Turtles aren't quite as actively useful, but they are excellent at helping keep insect populations under control, along with mosquito fish, toads, and bats.
If you also have pets you want to keep after a disaster, an apocalypse, or in the event of a depression, start training your pet to be useful now. Not just tricks, but actual work. Then, let them work alongside you. Both of you will benefit - the critter will be happy to be part of your team, and you'll have reliable help. It's a win-win situation.
Dogs were domesticated as helpers for people. They were bred to specialties in helping people and you should tap into that instinct and experience and give your dog a chance to be more than a pampered pet, because you can’t afford free-loaders when there’s no money, no food, and you have to rely on your wits.
Itzl is a good example. People are constantly amazed at his behavior, and he loves being useful. He’s alert and always wanting to please me by letting me know there’s a sound I need to investigate. He’s even started training himself now that he knows what’s expected of him. If he hears a sound and I don’t react to it and he doesn’t know what that sound is, he will agitate and insist that I investigate the sound and teach him about it.
At Halloween, there were teens wandering the neighborhood with those light sabers that make sounds and he didn’t know what they were. He led me to the teens and looked at me to teach him. I asked the teens if they’d help, and told them what to do, since I couldn’t hear the light sabers. So they turned the sounds on and off, and demonstrated them for Itzl. I reinforced the lesson with his code words. By the time we were done, he had a new sound to alert on, and he decided on his own that since it was a toy that made the sound, his signal would be to chuff and point, waving one paw as if he were wielding a saber himself. Now I know when he chuffs and mimics a swordfight, he’s telling me there are light saber noises nearby.

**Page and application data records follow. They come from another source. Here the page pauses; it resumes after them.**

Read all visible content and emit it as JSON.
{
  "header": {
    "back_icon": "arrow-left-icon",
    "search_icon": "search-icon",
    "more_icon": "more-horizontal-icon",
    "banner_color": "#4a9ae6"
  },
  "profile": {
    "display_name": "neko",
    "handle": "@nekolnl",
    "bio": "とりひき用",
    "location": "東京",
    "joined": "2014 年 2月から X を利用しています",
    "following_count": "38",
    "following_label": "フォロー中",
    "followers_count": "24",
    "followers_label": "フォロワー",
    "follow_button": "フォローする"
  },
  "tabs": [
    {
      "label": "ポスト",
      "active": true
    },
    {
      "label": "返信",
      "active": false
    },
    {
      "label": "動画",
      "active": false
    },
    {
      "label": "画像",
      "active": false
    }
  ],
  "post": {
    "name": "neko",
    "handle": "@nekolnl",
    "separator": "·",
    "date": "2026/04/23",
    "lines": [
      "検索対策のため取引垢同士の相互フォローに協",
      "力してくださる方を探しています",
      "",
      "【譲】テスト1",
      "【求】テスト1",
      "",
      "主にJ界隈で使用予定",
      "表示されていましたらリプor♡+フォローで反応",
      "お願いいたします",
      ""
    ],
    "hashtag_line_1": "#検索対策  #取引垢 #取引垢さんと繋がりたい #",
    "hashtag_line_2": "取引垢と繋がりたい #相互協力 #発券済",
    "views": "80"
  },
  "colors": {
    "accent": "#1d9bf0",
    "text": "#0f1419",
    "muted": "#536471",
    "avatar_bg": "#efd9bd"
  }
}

He also trained the cats to fetch for him using the same training techniques I use on him. The cats will now fetch for me as well as him. And they hunt rodents and put them in their kill box.
Dogs and cats can be trained to alert on gaseous smells, smoke alarms, to fetch, hunt, and guard. Dogs can also be trained to dig, pull loads, carry packs, herd children or chickens or sheep or other flocking animals, carry messages, find lost objects, and perform a myriad of other tasks.
Teamwork and Teamwork II and the video are good training resources to teach your animal useful survival skills. Connecting with people who own similar breeds and animals that are interested in training them to do jobs is also useful. One such website, Working Dog Web, has a lot of information on it. While we see dogs as the most useful, cats, ferrets, parrots, falcons, horses, pigs, homing pigeons, and, yes, even rats can be trained to do jobs we need for survival and their trained presence can increase our odds of surviving.
When we make our survival plans, instead of just planning to save our pets, we ought to start preparing them to be partners in our survival.